INPUT FOR THIS TASK START

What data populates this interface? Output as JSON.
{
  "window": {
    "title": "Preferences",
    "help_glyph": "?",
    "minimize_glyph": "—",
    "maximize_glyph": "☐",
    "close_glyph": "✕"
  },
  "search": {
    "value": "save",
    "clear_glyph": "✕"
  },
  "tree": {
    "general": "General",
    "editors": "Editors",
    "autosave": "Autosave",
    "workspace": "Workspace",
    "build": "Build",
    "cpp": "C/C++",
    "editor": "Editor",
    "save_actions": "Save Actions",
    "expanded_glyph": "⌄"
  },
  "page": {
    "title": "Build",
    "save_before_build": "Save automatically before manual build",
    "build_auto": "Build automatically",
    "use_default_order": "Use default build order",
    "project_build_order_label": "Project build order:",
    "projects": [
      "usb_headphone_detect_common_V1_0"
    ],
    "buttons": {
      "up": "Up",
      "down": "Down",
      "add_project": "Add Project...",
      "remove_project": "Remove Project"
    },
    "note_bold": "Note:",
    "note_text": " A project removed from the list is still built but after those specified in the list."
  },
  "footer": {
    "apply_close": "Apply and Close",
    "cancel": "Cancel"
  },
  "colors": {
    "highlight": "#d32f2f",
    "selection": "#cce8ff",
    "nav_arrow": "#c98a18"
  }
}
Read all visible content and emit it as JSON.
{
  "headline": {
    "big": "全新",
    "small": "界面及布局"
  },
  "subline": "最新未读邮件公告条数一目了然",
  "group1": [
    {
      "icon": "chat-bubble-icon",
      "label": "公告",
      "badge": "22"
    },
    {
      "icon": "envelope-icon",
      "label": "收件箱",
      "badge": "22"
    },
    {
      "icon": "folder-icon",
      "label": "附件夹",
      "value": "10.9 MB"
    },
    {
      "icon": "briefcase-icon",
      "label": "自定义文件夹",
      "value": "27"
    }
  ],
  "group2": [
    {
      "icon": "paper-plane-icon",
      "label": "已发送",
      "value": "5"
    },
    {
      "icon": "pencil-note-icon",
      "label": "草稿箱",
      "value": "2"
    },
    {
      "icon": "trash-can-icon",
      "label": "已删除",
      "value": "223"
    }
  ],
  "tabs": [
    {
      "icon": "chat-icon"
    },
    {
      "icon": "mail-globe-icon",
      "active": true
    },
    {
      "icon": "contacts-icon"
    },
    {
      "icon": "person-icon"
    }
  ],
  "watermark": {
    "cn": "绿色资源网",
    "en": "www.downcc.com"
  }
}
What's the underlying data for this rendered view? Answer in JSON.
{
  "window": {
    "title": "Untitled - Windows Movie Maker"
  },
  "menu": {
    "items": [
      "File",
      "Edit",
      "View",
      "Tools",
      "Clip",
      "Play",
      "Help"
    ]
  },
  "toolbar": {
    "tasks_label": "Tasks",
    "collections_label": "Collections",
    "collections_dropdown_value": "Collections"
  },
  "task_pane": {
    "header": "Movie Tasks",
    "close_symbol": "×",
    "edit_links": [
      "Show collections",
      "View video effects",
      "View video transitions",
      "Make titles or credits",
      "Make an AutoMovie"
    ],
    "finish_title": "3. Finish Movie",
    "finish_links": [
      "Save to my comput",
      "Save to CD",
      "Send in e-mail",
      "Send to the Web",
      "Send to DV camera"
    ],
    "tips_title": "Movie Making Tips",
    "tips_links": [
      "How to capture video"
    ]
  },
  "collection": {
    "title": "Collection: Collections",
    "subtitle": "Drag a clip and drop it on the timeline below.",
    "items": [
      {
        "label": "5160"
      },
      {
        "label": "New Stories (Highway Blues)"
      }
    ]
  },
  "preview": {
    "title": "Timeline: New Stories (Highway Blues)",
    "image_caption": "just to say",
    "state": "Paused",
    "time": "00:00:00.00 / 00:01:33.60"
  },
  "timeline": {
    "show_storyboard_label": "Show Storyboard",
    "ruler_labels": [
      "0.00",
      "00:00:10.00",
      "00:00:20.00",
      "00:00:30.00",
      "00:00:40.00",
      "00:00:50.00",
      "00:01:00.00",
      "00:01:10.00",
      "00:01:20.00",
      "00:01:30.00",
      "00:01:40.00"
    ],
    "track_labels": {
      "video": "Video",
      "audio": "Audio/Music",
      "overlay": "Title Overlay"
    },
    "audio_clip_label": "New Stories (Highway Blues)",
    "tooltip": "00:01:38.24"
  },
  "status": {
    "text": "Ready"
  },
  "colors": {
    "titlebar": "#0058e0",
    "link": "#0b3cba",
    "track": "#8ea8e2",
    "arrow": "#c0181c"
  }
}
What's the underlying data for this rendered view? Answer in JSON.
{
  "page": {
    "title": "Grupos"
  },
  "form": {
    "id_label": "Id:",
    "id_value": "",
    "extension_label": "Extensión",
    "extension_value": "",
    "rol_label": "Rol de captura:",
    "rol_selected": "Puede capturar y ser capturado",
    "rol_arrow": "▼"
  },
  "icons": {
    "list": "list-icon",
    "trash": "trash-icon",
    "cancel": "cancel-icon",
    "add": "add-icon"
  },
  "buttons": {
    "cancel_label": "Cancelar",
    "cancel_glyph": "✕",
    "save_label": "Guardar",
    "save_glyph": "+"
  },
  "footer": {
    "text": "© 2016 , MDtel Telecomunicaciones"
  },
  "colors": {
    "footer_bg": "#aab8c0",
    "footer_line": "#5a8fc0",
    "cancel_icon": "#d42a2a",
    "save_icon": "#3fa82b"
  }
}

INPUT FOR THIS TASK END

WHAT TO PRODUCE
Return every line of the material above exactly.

RESULT FOR THIS TASK
What data populates this interface? Output as JSON.
{
  "window": {
    "title": "Preferences",
    "help_glyph": "?",
    "minimize_glyph": "—",
    "maximize_glyph": "☐",
    "close_glyph": "✕"
  },
  "search": {
    "value": "save",
    "clear_glyph": "✕"
  },
  "tree": {
    "general": "General",
    "editors": "Editors",
    "autosave": "Autosave",
    "workspace": "Workspace",
    "build": "Build",
    "cpp": "C/C++",
    "editor": "Editor",
    "save_actions": "Save Actions",
    "expanded_glyph": "⌄"
  },
  "page": {
    "title": "Build",
    "save_before_build": "Save automatically before manual build",
    "build_auto": "Build automatically",
    "use_default_order": "Use default build order",
    "project_build_order_label": "Project build order:",
    "projects": [
      "usb_headphone_detect_common_V1_0"
    ],
    "buttons": {
      "up": "Up",
      "down": "Down",
      "add_project": "Add Project...",
      "remove_project": "Remove Project"
    },
    "note_bold": "Note:",
    "note_text": " A project removed from the list is still built but after those specified in the list."
  },
  "footer": {
    "apply_close": "Apply and Close",
    "cancel": "Cancel"
  },
  "colors": {
    "highlight": "#d32f2f",
    "selection": "#cce8ff",
    "nav_arrow": "#c98a18"
  }
}
Read all visible content and emit it as JSON.
{
  "headline": {
    "big": "全新",
    "small": "界面及布局"
  },
  "subline": "最新未读邮件公告条数一目了然",
  "group1": [
    {
      "icon": "chat-bubble-icon",
      "label": "公告",
      "badge": "22"
    },
    {
      "icon": "envelope-icon",
      "label": "收件箱",
      "badge": "22"
    },
    {
      "icon": "folder-icon",
      "label": "附件夹",
      "value": "10.9 MB"
    },
    {
      "icon": "briefcase-icon",
      "label": "自定义文件夹",
      "value": "27"
    }
  ],
  "group2": [
    {
      "icon": "paper-plane-icon",
      "label": "已发送",
      "value": "5"
    },
    {
      "icon": "pencil-note-icon",
      "label": "草稿箱",
      "value": "2"
    },
    {
      "icon": "trash-can-icon",
      "label": "已删除",
      "value": "223"
    }
  ],
  "tabs": [
    {
      "icon": "chat-icon"
    },
    {
      "icon": "mail-globe-icon",
      "active": true
    },
    {
      "icon": "contacts-icon"
    },
    {
      "icon": "person-icon"
    }
  ],
  "watermark": {
    "cn": "绿色资源网",
    "en": "www.downcc.com"
  }
}
What's the underlying data for this rendered view? Answer in JSON.
{
  "window": {
    "title": "Untitled - Windows Movie Maker"
  },
  "menu": {
    "items": [
      "File",
      "Edit",
      "View",
      "Tools",
      "Clip",
      "Play",
      "Help"
    ]
  },
  "toolbar": {
    "tasks_label": "Tasks",
    "collections_label": "Collections",
    "collections_dropdown_value": "Collections"
  },
  "task_pane": {
    "header": "Movie Tasks",
    "close_symbol": "×",
    "edit_links": [
      "Show collections",
      "View video effects",
      "View video transitions",
      "Make titles or credits",
      "Make an AutoMovie"
    ],
    "finish_title": "3. Finish Movie",
    "finish_links": [
      "Save to my comput",
      "Save to CD",
      "Send in e-mail",
      "Send to the Web",
      "Send to DV camera"
    ],
    "tips_title": "Movie Making Tips",
    "tips_links": [
      "How to capture video"
    ]
  },
  "collection": {
    "title": "Collection: Collections",
    "subtitle": "Drag a clip and drop it on the timeline below.",
    "items": [
      {
        "label": "5160"
      },
      {
        "label": "New Stories (Highway Blues)"
      }
    ]
  },
  "preview": {
    "title": "Timeline: New Stories (Highway Blues)",
    "image_caption": "just to say",
    "state": "Paused",
    "time": "00:00:00.00 / 00:01:33.60"
  },
  "timeline": {
    "show_storyboard_label": "Show Storyboard",
    "ruler_labels": [
      "0.00",
      "00:00:10.00",
      "00:00:20.00",
      "00:00:30.00",
      "00:00:40.00",
      "00:00:50.00",
      "00:01:00.00",
      "00:01:10.00",
      "00:01:20.00",
      "00:01:30.00",
      "00:01:40.00"
    ],
    "track_labels": {
      "video": "Video",
      "audio": "Audio/Music",
      "overlay": "Title Overlay"
    },
    "audio_clip_label": "New Stories (Highway Blues)",
    "tooltip": "00:01:38.24"
  },
  "status": {
    "text": "Ready"
  },
  "colors": {
    "titlebar": "#0058e0",
    "link": "#0b3cba",
    "track": "#8ea8e2",
    "arrow": "#c0181c"
  }
}
What's the underlying data for this rendered view? Answer in JSON.
{
  "page": {
    "title": "Grupos"
  },
  "form": {
    "id_label": "Id:",
    "id_value": "",
    "extension_label": "Extensión",
    "extension_value": "",
    "rol_label": "Rol de captura:",
    "rol_selected": "Puede capturar y ser capturado",
    "rol_arrow": "▼"
  },
  "icons": {
    "list": "list-icon",
    "trash": "trash-icon",
    "cancel": "cancel-icon",
    "add": "add-icon"
  },
  "buttons": {
    "cancel_label": "Cancelar",
    "cancel_glyph": "✕",
    "save_label": "Guardar",
    "save_glyph": "+"
  },
  "footer": {
    "text": "© 2016 , MDtel Telecomunicaciones"
  },
  "colors": {
    "footer_bg": "#aab8c0",
    "footer_line": "#5a8fc0",
    "cancel_icon": "#d42a2a",
    "save_icon": "#3fa82b"
  }
}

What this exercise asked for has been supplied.